Another top 5 player in the Big Data market is Teradata (NYSE: TDC), with roughly 10% of its $2.2B in 2011 annual revenue coming from Big Data. On February 8th Teradata beat EPS and revenue and shares soared 8%.  On the coattails of the news, management announced a $300M stock repurchase (starting to see a trend?). The stock has been on a tear this year, up 46% YTD.

Startup Splunk announced its IPO early this year in order to raise $125M. Splunk's current CEO is Godfrey Sullivan who guided Hyperion in its $3.3B sale to Oracle (NASDAQ: ORCL) in yet another Big Data strategic acquisition.
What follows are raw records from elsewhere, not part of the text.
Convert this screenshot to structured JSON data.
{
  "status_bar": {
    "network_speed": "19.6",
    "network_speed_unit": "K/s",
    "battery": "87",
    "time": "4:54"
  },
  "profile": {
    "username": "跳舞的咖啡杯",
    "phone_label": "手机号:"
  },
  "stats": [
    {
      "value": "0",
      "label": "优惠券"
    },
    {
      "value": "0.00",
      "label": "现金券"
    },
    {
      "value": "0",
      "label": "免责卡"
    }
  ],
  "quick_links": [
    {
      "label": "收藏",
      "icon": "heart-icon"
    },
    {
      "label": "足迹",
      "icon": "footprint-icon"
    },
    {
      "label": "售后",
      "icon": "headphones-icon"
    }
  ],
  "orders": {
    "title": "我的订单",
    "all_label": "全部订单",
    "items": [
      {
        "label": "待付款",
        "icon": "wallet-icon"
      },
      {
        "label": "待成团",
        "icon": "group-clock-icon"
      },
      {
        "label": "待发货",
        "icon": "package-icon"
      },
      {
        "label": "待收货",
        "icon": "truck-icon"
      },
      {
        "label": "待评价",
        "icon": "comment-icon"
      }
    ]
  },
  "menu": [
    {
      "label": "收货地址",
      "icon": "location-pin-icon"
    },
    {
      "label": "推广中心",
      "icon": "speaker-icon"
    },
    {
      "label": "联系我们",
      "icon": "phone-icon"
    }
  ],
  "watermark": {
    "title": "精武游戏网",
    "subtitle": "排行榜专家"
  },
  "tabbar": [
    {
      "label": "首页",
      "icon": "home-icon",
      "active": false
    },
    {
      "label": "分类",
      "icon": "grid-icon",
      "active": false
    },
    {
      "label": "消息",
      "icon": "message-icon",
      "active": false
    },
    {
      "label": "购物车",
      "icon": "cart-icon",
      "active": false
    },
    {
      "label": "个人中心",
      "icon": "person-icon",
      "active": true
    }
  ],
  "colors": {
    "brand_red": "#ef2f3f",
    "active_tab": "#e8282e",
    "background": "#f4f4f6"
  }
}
A whopping 68% of Splunk's 2011 revenue was Big Data. Oracle was a big player in the space for 2011 with $425M in Big Data Revenue.

From industry titans like IBM to tech start-ups like Splunk, it is clear that Big Data is a big opportunity and a huge driver of future growth for data driven businesses. Those companies that are able to capture share and grow it will see their stocks appreciate on this high margin business.